(WORK ORDER) Would you filter these records and copy every line that has the word "number"?

>>>>>

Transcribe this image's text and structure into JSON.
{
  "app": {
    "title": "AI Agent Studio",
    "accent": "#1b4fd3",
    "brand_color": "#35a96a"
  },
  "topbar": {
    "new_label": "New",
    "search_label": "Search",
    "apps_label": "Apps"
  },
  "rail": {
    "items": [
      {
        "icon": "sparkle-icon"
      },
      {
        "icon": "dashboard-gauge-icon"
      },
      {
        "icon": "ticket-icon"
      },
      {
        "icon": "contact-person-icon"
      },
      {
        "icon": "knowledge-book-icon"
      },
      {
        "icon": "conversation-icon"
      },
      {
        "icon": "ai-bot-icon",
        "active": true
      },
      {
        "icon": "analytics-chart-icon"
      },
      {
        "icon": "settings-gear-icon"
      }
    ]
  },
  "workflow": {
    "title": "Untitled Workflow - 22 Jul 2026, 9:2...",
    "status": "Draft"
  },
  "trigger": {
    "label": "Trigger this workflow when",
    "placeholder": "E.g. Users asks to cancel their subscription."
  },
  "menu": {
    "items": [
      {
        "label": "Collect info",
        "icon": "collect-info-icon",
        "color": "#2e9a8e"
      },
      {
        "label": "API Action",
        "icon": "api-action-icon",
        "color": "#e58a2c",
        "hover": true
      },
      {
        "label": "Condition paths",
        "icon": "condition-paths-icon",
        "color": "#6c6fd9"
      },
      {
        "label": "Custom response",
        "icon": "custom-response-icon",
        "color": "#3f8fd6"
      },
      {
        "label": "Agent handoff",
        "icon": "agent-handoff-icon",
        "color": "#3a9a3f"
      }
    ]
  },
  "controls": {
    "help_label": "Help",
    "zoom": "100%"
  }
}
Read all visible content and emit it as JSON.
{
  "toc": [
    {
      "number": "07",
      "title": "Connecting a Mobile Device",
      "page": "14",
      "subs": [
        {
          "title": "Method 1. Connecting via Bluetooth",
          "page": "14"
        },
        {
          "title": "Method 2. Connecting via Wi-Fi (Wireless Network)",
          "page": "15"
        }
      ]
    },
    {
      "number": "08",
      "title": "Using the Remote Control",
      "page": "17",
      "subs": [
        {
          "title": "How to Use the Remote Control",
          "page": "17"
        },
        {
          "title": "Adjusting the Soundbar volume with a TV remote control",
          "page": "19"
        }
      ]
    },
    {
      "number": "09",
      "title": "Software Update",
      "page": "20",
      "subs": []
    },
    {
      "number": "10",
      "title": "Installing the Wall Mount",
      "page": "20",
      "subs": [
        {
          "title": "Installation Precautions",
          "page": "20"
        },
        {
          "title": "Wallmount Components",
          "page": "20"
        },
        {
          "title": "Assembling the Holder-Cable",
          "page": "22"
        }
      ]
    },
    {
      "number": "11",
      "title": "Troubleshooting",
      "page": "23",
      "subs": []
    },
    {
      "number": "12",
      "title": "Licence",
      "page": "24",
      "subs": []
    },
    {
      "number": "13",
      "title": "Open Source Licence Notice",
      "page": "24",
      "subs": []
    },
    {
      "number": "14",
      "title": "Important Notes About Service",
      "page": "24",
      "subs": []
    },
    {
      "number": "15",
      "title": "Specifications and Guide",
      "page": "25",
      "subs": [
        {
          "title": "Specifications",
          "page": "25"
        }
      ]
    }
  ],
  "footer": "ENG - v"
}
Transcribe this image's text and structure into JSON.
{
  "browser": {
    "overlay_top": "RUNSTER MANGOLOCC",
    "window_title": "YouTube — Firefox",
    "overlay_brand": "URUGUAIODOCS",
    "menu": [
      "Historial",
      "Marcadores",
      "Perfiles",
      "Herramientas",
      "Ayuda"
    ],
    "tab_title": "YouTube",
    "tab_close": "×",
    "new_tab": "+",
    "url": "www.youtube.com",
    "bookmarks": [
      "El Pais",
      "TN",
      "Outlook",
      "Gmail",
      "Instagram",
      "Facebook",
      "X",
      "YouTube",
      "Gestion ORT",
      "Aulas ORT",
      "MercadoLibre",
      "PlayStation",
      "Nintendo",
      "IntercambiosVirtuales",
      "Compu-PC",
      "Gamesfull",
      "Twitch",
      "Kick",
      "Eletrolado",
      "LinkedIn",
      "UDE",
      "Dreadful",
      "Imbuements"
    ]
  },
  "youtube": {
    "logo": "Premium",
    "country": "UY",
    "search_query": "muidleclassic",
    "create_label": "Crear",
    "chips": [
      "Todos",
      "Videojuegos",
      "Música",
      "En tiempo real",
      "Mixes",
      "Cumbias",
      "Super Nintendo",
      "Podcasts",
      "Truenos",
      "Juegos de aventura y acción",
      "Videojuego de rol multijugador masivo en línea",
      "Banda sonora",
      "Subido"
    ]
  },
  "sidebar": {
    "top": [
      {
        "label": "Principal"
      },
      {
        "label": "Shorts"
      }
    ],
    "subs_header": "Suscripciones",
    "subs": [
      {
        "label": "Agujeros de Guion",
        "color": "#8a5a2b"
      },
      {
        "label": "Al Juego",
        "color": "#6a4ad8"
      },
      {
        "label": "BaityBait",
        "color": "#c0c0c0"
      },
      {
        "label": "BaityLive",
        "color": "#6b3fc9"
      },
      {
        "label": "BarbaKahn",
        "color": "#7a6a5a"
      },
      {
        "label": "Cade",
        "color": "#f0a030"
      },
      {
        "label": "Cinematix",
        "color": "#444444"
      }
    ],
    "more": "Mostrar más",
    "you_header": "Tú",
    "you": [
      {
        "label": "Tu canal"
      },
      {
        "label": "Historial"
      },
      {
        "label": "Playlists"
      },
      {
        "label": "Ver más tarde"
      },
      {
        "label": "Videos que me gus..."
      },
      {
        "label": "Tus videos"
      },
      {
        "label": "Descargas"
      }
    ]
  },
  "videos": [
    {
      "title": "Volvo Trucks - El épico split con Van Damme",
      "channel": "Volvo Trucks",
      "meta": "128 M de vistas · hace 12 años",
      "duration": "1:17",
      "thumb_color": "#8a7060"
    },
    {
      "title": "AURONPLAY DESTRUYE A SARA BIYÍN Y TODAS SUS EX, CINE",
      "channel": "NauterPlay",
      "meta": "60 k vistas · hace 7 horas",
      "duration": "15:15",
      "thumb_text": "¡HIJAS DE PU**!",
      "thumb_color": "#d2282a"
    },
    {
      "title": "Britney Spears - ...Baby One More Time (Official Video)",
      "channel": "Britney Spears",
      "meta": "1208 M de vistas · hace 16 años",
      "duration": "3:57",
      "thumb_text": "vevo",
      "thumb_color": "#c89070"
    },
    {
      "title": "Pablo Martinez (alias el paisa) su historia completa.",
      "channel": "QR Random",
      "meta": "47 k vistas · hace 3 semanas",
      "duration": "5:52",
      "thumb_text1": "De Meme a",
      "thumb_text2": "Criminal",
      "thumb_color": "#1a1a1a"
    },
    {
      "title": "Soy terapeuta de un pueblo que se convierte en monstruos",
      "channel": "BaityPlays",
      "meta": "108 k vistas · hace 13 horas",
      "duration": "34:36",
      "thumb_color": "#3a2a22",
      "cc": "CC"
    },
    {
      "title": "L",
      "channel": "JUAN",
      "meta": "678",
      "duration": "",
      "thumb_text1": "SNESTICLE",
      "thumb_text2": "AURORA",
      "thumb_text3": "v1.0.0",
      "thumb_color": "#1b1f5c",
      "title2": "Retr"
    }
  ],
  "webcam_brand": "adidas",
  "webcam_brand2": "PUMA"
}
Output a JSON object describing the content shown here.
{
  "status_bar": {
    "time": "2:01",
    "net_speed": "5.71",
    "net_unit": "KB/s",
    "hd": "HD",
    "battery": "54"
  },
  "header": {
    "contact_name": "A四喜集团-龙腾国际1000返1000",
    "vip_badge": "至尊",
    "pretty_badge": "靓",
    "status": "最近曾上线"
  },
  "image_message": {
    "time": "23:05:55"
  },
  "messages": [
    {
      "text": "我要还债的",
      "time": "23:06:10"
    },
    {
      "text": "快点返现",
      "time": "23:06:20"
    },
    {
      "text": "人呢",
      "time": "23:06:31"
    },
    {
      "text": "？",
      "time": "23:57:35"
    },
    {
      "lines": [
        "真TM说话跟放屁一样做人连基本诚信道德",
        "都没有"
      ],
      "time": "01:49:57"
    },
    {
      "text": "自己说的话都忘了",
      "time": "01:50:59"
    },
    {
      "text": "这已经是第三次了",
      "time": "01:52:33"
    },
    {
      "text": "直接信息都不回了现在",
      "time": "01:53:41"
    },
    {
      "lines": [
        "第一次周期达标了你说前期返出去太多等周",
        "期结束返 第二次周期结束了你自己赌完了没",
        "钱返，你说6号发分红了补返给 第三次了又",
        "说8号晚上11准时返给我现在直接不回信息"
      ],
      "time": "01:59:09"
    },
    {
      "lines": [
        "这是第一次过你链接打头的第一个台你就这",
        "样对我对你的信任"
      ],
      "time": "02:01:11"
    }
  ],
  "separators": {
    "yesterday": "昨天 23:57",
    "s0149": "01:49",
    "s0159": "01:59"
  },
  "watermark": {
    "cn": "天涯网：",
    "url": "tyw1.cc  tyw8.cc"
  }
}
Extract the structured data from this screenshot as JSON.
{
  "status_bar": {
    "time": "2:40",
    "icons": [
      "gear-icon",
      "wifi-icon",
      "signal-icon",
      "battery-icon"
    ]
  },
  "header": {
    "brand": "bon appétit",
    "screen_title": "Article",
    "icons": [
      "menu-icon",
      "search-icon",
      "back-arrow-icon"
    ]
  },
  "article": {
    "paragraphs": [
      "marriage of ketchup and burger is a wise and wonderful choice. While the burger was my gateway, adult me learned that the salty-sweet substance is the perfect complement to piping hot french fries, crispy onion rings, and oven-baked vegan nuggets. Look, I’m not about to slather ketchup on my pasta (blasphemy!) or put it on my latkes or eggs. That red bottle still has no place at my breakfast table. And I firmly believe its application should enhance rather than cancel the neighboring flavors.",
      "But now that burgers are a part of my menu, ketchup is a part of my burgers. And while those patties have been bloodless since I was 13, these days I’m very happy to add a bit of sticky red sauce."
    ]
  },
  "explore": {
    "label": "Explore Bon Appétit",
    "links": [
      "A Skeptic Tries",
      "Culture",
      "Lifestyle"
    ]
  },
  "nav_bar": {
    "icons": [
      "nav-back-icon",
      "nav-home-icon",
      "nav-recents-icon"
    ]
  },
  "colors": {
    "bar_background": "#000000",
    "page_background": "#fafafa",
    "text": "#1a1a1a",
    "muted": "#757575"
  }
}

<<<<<

(ANSWER AREA)
      "number": "07",
      "number": "08",
      "number": "09",
      "number": "10",
      "number": "11",
      "number": "12",
      "number": "13",
      "number": "14",
      "number": "15",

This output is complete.